Just having a UA degree doesn't automatically guarantee you a post-graduation job. In fact, most employers prefer a little field-related experience on your resume. Find out how to get some hands-on training before you grab your diploma at the Connections Orientation. Be in room 285 of the Student Union from 11 a.m. to noon today to check out paid and non-paid work opportunities. Career Services is behind all this - call Noel White at 621-2588 for details.

Far from being one-dimensional scribbles on the backs of various envelopes, math equations have their own sense of space and substance. Nick Ercolani will provide you with one pertinent example of this theory today at the Program in Applied Mathematics PDE Seminar.
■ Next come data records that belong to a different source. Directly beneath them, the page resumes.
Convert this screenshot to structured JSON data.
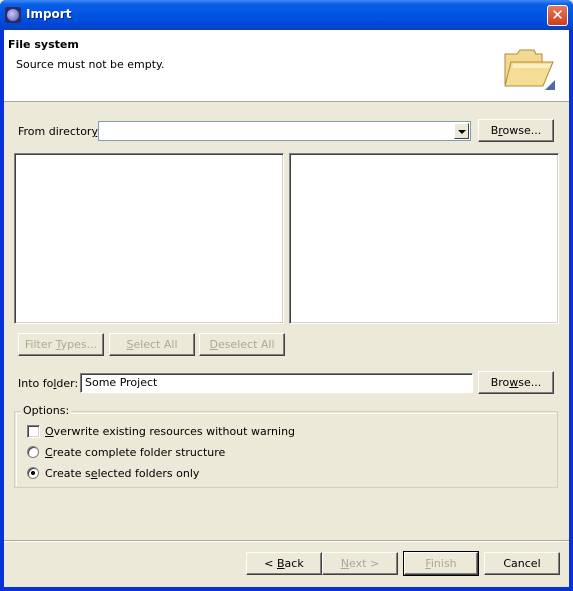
{
  "window": {
    "title": "Import",
    "app_icon": "eclipse-icon",
    "close_icon": "close-icon"
  },
  "banner": {
    "title": "File system",
    "message": "Source must not be empty.",
    "icon": "open-folder-icon"
  },
  "from_directory": {
    "label": "From directory:",
    "value": "",
    "browse_label": "Browse..."
  },
  "lists": {
    "folders": [],
    "files": []
  },
  "selection_buttons": {
    "filter_types": "Filter Types...",
    "select_all": "Select All",
    "deselect_all": "Deselect All"
  },
  "into_folder": {
    "label": "Into folder:",
    "value": "Some Project",
    "browse_label": "Browse..."
  },
  "options": {
    "legend": "Options:",
    "overwrite": {
      "label": "Overwrite existing resources without warning",
      "checked": false
    },
    "complete_structure": {
      "label": "Create complete folder structure",
      "selected": false
    },
    "selected_only": {
      "label": "Create selected folders only",
      "selected": true
    }
  },
  "footer": {
    "back": "< Back",
    "next": "Next >",
    "finish": "Finish",
    "cancel": "Cancel"
  }
}
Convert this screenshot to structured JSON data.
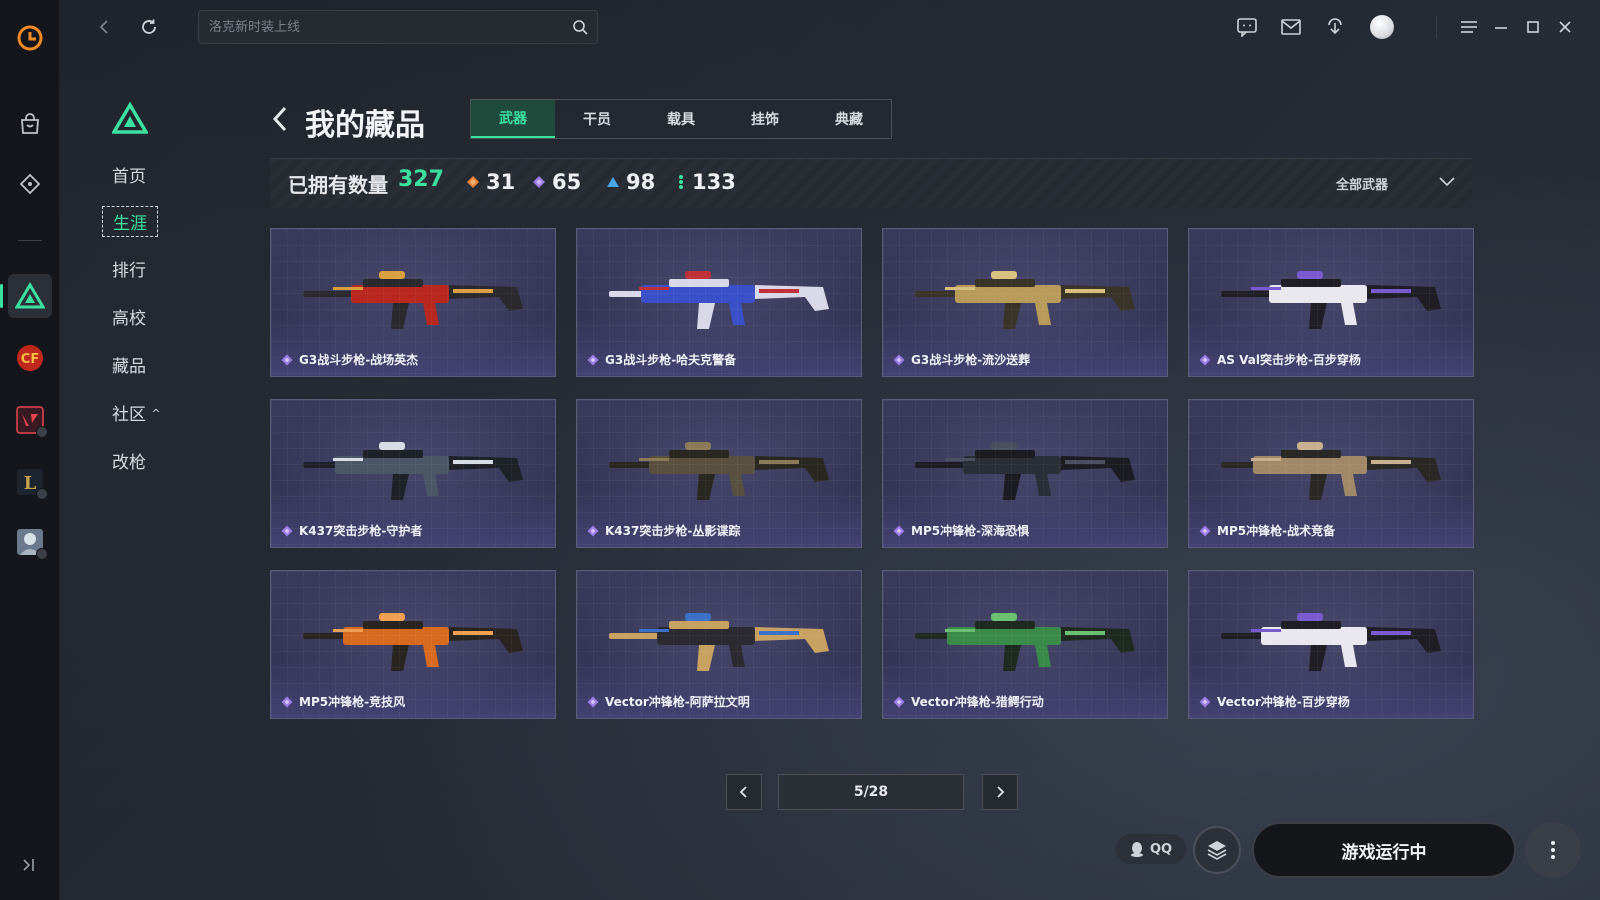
{
  "topbar": {
    "search_placeholder": "洛克新时装上线"
  },
  "subnav": {
    "items": [
      {
        "label": "首页"
      },
      {
        "label": "生涯"
      },
      {
        "label": "排行"
      },
      {
        "label": "高校"
      },
      {
        "label": "藏品"
      },
      {
        "label": "社区"
      },
      {
        "label": "改枪"
      }
    ],
    "active_index": 1
  },
  "page": {
    "title": "我的藏品",
    "tabs": [
      {
        "label": "武器"
      },
      {
        "label": "干员"
      },
      {
        "label": "载具"
      },
      {
        "label": "挂饰"
      },
      {
        "label": "典藏"
      }
    ],
    "active_tab": 0
  },
  "stats": {
    "owned_label": "已拥有数量",
    "owned_count": "327",
    "rarity_counts": [
      {
        "value": "31",
        "color": "#e8843a"
      },
      {
        "value": "65",
        "color": "#9b7be6"
      },
      {
        "value": "98",
        "color": "#4aa6e8"
      },
      {
        "value": "133",
        "color": "#3ce0a0"
      }
    ],
    "filter_value": "全部武器"
  },
  "items": [
    {
      "name": "G3战斗步枪-战场英杰",
      "palette": [
        "#b8281f",
        "#2a2a2e",
        "#d8a040"
      ]
    },
    {
      "name": "G3战斗步枪-哈夫克警备",
      "palette": [
        "#3a50c8",
        "#d8d8e8",
        "#c03038"
      ]
    },
    {
      "name": "G3战斗步枪-流沙送葬",
      "palette": [
        "#b89a5a",
        "#3a3428",
        "#d8c080"
      ]
    },
    {
      "name": "AS Val突击步枪-百步穿杨",
      "palette": [
        "#e8e8ee",
        "#1e1e24",
        "#7a5ad0"
      ]
    },
    {
      "name": "K437突击步枪-守护者",
      "palette": [
        "#4a5666",
        "#1e2228",
        "#d8dce4"
      ]
    },
    {
      "name": "K437突击步枪-丛影谍踪",
      "palette": [
        "#5a5040",
        "#2a2620",
        "#8a7a58"
      ]
    },
    {
      "name": "MP5冲锋枪-深海恐惧",
      "palette": [
        "#2a2e36",
        "#1a1c22",
        "#4a5060"
      ]
    },
    {
      "name": "MP5冲锋枪-战术竞备",
      "palette": [
        "#a08868",
        "#2a2824",
        "#c8b090"
      ]
    },
    {
      "name": "MP5冲锋枪-竞技风",
      "palette": [
        "#d86a20",
        "#2a2420",
        "#f0a050"
      ]
    },
    {
      "name": "Vector冲锋枪-阿萨拉文明",
      "palette": [
        "#2a2a30",
        "#c8a060",
        "#3a70c8"
      ]
    },
    {
      "name": "Vector冲锋枪-猎鳄行动",
      "palette": [
        "#3a8a4a",
        "#1e2a20",
        "#6ac070"
      ]
    },
    {
      "name": "Vector冲锋枪-百步穿杨",
      "palette": [
        "#e8e8ee",
        "#1e1e24",
        "#7a5ad0"
      ]
    }
  ],
  "pagination": {
    "indicator": "5/28"
  },
  "bottom": {
    "qq_label": "QQ",
    "launch_label": "游戏运行中"
  },
  "colors": {
    "accent": "#3ce0a0",
    "card_border": "#5a5d78",
    "item_gem": "#9b7be6"
  }
}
Discuss "The Nonlinear Schroedinger Equation: The Physical Context" today at 12:30 p.m. in room 402 of the Mathematics building. Lecture-related questions may be directed to Kathleen Leick at 621-2016.

In hopes that you don't get all of your Black History education by watching "The P.J.'s," the UA is presenting a different sort of media experience. Today, in room 100 of the Martin Luther King building, "Daughters of the Dust" will be showing as part of the celebration of Black History Month. Be there from 4 p.m. to 6 p.m. to view the experiences of the Gullah, a community of slave descendants who live on the islands near South Carolina and Georgia and fight to retain their West African traditions. Eleanor Navarro can give you more information if you call her at 621-5665.

I would suggest that not many of us are too thrilled about having to take four years of a foreign language - especially when you encounter a teacher who lectures entirely in a language unfamiliar (perhaps even alien) to you. Why, then, do Americans (particularly, Arizonans and Californians) make such a bad thing about bilingual education? I can't give you the answers, but Richard Ruiz can. He will be speaking on "The Paradox of Bilingualism in U.S. Schools" at tonight's Faculty Community Lecture Series lecture. Join him in the DuVal Auditorium of the Arizona Health Sciences Center from 7:30 p.m. to 8:30 p.m. and watch him pick apart the irony of ironies. Denise Stogsdill can tell you more at 621-3511.